The two sides to this story are broadly reflective of the current national conversation on criminal justice. Since you have added your voice to that conversation, at least for the moment, we’d like to share with you — and the audience that will be following your every step — what we have learned about this jail…
The letter goes on to document, in detail, the disturbing conditions at the facility, and Philadelphia’s long struggles with incarceration.
If the pope does as activists hope, and uses the visit to mount a broad critique of American criminal justice, what will Mayor Nutter and city officials do? A better question might be, what can they do, beyond listen respectfully? (And then, one hopes, get back to work on reducing the prison population — which has long been a goal of this administration.)
2. Gay rights.
Francis has worked to make the Catholic Church more tolerant of gays, lesbians and transgendered people, but he hasn’t moved a muscle to actually change church doctrine in the area.
He can expect to hear a little something about that from Mayor Nutter this weekend. Democratic mayoral nominee Jim Kenney also sounds primed to publicly critique the Church’s exclusion of LGBT folk. Kenney won’t be getting an audience with the Pope, but there will be plenty of reporters with microphones looking for stories — and a little bit of conflict.

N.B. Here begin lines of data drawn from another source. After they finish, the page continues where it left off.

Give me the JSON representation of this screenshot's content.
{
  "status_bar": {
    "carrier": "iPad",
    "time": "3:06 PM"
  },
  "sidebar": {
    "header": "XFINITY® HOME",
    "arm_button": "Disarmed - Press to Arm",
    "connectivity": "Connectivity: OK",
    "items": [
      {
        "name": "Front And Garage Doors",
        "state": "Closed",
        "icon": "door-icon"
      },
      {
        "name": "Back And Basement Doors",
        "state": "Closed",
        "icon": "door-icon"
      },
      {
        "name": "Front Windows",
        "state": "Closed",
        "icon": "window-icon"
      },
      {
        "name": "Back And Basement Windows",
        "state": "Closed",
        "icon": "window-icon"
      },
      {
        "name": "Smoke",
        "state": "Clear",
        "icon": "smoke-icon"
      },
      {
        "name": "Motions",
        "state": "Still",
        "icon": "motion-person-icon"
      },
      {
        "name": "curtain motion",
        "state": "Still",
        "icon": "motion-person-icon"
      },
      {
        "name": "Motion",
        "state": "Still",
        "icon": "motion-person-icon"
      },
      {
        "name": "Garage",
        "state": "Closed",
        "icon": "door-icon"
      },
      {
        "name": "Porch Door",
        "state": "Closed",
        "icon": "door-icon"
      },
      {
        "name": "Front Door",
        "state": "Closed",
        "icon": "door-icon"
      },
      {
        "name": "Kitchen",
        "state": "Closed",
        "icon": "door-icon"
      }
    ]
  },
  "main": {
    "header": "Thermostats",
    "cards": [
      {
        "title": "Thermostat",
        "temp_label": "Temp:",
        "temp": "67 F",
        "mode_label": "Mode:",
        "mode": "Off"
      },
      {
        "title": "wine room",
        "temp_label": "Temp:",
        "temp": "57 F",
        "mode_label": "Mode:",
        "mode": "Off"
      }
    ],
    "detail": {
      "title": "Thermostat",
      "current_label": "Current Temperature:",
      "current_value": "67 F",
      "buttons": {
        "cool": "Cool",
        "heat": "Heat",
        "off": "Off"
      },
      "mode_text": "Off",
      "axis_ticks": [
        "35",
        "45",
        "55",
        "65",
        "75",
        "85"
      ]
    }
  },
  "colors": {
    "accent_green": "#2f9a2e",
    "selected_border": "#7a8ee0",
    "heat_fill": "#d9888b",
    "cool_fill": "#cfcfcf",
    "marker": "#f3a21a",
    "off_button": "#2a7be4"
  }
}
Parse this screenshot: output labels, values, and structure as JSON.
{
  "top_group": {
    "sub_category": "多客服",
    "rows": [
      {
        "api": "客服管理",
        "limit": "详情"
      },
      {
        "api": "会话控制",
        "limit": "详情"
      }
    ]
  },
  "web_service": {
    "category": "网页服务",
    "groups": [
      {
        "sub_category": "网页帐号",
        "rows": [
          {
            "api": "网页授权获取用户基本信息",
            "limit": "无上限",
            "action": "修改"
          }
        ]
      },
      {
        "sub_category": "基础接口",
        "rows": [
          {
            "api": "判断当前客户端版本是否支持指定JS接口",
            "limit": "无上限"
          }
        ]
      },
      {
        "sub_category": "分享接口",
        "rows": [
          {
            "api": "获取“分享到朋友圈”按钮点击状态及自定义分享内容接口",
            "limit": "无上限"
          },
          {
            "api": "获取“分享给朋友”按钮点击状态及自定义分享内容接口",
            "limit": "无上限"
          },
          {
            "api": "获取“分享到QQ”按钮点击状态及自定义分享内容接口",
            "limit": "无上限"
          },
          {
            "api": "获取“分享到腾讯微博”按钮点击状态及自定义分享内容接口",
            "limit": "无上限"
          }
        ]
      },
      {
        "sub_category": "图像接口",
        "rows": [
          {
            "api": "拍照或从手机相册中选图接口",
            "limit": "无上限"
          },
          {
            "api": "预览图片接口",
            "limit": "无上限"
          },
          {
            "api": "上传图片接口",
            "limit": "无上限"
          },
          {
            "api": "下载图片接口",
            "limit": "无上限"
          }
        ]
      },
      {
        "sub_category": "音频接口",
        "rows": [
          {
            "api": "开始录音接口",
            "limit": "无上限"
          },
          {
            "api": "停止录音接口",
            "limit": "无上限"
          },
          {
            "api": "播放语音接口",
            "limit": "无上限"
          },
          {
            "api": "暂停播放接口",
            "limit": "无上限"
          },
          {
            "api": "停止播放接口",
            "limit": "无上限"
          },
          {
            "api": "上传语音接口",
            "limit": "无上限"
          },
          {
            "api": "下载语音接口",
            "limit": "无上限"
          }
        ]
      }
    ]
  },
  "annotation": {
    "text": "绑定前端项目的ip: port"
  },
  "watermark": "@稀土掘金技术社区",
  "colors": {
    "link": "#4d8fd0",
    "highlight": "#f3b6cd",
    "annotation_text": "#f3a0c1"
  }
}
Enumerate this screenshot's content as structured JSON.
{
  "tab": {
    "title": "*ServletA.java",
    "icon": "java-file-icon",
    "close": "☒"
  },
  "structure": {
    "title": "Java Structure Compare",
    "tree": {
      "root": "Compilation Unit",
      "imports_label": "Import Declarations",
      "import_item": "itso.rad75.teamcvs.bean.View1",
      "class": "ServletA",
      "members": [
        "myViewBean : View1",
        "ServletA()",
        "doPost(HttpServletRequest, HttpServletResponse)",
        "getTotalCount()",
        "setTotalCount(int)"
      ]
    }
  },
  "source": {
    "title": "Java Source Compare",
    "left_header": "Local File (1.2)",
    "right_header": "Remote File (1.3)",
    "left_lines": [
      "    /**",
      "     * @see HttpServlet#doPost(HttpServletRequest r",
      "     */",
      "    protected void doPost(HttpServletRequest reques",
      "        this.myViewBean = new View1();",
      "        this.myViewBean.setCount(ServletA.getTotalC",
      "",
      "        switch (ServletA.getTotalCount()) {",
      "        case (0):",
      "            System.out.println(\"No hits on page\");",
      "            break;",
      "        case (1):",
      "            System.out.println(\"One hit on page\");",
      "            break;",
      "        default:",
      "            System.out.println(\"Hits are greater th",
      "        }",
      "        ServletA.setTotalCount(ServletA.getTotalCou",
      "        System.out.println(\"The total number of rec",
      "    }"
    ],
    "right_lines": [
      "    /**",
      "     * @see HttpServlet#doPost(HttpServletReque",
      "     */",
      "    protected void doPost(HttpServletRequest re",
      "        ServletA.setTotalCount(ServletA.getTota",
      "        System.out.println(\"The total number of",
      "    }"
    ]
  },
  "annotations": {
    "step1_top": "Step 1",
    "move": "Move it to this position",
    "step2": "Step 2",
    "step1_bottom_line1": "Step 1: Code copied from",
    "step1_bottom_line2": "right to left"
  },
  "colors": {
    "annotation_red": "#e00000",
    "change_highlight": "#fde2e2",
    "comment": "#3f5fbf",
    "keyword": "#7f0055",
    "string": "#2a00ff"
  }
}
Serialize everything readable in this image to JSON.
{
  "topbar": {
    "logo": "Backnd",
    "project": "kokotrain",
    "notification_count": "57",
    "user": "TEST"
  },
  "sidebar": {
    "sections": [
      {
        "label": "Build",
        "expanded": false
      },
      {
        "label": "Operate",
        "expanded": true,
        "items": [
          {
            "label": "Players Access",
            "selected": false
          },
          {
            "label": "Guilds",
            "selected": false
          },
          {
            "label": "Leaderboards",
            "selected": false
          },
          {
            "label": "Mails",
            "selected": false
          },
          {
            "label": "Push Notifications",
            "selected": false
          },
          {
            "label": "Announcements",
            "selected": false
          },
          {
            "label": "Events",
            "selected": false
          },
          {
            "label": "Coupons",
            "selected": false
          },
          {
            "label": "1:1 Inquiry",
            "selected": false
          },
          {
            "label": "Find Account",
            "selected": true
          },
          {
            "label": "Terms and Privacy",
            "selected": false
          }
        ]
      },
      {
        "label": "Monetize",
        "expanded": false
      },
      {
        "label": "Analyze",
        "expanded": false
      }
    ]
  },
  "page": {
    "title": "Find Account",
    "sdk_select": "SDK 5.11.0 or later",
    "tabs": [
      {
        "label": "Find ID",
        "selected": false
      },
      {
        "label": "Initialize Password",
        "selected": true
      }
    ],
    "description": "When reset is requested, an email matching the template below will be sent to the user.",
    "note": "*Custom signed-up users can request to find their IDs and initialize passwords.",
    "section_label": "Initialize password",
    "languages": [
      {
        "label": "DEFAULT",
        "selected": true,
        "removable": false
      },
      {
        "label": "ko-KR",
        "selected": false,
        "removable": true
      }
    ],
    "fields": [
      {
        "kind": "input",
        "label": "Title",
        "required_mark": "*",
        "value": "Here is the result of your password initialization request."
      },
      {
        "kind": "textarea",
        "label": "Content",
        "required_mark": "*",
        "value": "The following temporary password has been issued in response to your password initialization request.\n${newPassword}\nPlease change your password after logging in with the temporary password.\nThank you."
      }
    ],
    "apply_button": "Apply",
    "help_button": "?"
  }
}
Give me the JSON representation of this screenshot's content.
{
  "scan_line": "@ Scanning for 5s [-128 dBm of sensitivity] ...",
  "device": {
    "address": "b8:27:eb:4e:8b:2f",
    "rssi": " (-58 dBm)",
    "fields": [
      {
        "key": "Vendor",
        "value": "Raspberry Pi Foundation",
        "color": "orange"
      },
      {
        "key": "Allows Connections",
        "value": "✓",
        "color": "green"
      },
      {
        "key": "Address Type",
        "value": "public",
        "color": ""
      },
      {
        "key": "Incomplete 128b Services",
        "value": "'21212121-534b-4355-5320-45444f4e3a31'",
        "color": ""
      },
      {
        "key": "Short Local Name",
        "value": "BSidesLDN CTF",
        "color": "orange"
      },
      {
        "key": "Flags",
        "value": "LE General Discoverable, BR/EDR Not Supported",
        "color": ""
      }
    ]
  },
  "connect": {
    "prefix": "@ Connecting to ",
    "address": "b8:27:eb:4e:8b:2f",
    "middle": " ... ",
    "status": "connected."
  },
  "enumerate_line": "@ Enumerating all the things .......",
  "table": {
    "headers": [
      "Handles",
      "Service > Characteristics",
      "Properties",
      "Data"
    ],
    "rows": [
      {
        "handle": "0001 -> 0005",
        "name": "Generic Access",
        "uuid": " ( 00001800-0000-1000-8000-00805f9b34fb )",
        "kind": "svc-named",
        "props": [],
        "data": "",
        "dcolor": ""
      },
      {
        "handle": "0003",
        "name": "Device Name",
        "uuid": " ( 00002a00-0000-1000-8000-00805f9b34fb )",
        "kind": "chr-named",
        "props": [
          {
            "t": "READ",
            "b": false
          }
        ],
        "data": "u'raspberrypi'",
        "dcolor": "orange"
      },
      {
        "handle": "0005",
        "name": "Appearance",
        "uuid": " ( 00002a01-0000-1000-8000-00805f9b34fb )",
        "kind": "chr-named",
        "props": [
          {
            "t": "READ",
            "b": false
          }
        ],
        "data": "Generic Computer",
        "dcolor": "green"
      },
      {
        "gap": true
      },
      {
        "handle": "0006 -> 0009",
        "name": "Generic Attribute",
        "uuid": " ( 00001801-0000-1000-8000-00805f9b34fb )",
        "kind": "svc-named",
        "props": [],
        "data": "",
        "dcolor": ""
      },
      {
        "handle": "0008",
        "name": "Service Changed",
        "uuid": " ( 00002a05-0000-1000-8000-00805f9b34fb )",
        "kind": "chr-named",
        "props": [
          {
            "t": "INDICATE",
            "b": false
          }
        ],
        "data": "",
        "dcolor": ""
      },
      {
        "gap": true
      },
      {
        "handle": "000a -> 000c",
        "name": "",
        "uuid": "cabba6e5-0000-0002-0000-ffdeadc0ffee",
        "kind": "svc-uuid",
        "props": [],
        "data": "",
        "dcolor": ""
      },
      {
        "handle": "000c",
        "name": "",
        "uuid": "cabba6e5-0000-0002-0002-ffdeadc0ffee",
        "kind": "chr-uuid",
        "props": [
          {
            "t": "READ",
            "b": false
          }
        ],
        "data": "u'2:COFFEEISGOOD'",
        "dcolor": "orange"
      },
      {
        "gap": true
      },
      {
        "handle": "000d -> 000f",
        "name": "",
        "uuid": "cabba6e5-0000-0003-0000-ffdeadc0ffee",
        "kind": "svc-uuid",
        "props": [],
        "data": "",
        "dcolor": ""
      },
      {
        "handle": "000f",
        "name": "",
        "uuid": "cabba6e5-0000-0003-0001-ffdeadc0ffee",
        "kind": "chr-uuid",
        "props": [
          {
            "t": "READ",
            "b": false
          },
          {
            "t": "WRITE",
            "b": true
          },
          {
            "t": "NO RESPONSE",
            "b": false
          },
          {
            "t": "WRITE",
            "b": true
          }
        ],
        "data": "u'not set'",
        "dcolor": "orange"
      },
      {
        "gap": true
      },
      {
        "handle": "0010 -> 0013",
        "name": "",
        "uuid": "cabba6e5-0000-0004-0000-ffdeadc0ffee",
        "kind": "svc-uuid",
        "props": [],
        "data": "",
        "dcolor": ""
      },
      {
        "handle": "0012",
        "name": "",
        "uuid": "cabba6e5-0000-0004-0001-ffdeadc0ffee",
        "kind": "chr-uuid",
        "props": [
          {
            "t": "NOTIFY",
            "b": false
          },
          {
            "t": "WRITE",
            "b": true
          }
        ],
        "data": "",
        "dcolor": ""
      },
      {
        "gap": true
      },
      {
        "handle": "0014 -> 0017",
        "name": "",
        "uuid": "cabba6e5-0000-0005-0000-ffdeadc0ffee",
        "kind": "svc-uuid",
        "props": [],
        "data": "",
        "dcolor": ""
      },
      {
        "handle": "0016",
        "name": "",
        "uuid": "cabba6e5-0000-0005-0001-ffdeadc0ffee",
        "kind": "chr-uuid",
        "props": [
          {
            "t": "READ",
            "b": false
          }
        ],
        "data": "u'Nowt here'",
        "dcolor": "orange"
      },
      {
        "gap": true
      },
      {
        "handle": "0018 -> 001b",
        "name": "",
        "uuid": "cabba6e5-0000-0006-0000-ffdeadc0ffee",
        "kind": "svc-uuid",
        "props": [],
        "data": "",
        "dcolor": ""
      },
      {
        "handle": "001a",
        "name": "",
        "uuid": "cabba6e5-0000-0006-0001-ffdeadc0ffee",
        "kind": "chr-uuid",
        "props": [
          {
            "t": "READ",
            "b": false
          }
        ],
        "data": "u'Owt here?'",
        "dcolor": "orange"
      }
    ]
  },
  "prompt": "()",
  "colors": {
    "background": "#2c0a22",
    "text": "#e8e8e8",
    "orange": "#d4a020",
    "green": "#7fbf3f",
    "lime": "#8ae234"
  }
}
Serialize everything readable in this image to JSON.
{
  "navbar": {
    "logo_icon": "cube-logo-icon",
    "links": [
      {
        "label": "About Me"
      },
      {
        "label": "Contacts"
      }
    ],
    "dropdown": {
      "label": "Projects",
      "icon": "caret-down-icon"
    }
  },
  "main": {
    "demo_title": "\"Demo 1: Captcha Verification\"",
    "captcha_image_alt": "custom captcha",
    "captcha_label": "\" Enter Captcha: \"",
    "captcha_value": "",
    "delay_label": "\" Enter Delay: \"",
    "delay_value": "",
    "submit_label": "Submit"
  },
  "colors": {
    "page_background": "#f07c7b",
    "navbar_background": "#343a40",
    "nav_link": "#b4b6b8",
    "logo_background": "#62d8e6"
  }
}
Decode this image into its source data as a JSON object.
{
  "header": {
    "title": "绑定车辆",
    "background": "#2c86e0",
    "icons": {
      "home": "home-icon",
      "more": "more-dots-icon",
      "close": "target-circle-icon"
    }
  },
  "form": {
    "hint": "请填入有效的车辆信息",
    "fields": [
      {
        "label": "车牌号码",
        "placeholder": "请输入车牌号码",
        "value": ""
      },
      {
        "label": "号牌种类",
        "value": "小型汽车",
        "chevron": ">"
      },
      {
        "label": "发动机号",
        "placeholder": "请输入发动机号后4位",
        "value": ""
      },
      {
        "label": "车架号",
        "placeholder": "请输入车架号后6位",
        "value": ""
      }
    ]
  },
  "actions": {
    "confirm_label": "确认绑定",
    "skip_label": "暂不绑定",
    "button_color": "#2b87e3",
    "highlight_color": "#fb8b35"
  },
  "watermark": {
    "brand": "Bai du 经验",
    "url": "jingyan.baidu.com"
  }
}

There’s not much daylight between most Philadelphia politicians and the Pope on immigration, so this issue is unlikely to highlight awkward differences between Francis and his hosts (unless GOP State Rep. Daryl Metcalfe makes a surprise visit to remind Francis to speak in English).
But Francis’s views on immigration are clearly more progressive than those of many Americans — and immigration is the already-announced subject of his address Saturday.
4. Church scandals.
Along with Boston, Philadelphia was ground zero for the Catholic Church sexual abuse scandals. Will Francis address those still very-open wounds? He did on Wednesday in Washington D.C., when praised an audience of U.S. bishops for their “courage” and “great sacrifice” in dealing with the scandal. That went over not at all well with at least some victims of priest abuse. The guess here is that any Francis mention of the scandals will be fleeting.
5. Poverty? Homelessness? The class divide?
While skipping out on lunch with D.C. pols today so he could bless a meal for the city’s homeless, the Bishop of Rome said: “I want to be very clear. We can’t find any social or moral justification, no justification whatsoever for lack of housing.” In 2013, when visiting a favela in Rio de Janeiro, Francis said: “The measure of the greatness of a society is found in the way it treats those most in need, those who have nothing apart from their poverty!” And he’s Tweeted that “inequality is the root of social evil.”
Poverty, homelessness and economic inequality are all right in Francis’s wheelhouse — and Philadelphia, of course, offers him ample opportunity to comment on all of the above.